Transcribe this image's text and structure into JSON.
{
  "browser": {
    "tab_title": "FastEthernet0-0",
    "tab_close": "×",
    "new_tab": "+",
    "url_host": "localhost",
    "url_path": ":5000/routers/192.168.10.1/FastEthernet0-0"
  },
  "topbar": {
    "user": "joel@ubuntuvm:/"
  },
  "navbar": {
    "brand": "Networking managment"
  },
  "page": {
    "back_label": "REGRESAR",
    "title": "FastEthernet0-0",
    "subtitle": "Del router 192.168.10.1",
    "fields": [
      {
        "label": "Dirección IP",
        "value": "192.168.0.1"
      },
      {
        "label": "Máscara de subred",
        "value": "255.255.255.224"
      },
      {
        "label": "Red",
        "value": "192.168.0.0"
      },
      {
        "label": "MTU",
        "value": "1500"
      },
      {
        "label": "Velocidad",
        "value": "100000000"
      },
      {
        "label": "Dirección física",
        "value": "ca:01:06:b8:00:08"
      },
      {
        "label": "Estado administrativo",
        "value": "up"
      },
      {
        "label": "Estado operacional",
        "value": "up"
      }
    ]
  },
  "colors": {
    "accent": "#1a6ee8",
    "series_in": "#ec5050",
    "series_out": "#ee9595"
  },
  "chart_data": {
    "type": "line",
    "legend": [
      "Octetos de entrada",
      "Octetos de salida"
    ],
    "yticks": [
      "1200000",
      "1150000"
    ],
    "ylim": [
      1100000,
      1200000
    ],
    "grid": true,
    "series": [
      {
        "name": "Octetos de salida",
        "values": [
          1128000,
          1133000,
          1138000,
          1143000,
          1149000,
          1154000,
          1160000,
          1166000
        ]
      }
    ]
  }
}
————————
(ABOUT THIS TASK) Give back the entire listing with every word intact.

(OUTPUT FOR THIS TASK)
Transcribe this image's text and structure into JSON.
{
  "browser": {
    "tab_title": "FastEthernet0-0",
    "tab_close": "×",
    "new_tab": "+",
    "url_host": "localhost",
    "url_path": ":5000/routers/192.168.10.1/FastEthernet0-0"
  },
  "topbar": {
    "user": "joel@ubuntuvm:/"
  },
  "navbar": {
    "brand": "Networking managment"
  },
  "page": {
    "back_label": "REGRESAR",
    "title": "FastEthernet0-0",
    "subtitle": "Del router 192.168.10.1",
    "fields": [
      {
        "label": "Dirección IP",
        "value": "192.168.0.1"
      },
      {
        "label": "Máscara de subred",
        "value": "255.255.255.224"
      },
      {
        "label": "Red",
        "value": "192.168.0.0"
      },
      {
        "label": "MTU",
        "value": "1500"
      },
      {
        "label": "Velocidad",
        "value": "100000000"
      },
      {
        "label": "Dirección física",
        "value": "ca:01:06:b8:00:08"
      },
      {
        "label": "Estado administrativo",
        "value": "up"
      },
      {
        "label": "Estado operacional",
        "value": "up"
      }
    ]
  },
  "colors": {
    "accent": "#1a6ee8",
    "series_in": "#ec5050",
    "series_out": "#ee9595"
  },
  "chart_data": {
    "type": "line",
    "legend": [
      "Octetos de entrada",
      "Octetos de salida"
    ],
    "yticks": [
      "1200000",
      "1150000"
    ],
    "ylim": [
      1100000,
      1200000
    ],
    "grid": true,
    "series": [
      {
        "name": "Octetos de salida",
        "values": [
          1128000,
          1133000,
          1138000,
          1143000,
          1149000,
          1154000,
          1160000,
          1166000
        ]
      }
    ]
  }
}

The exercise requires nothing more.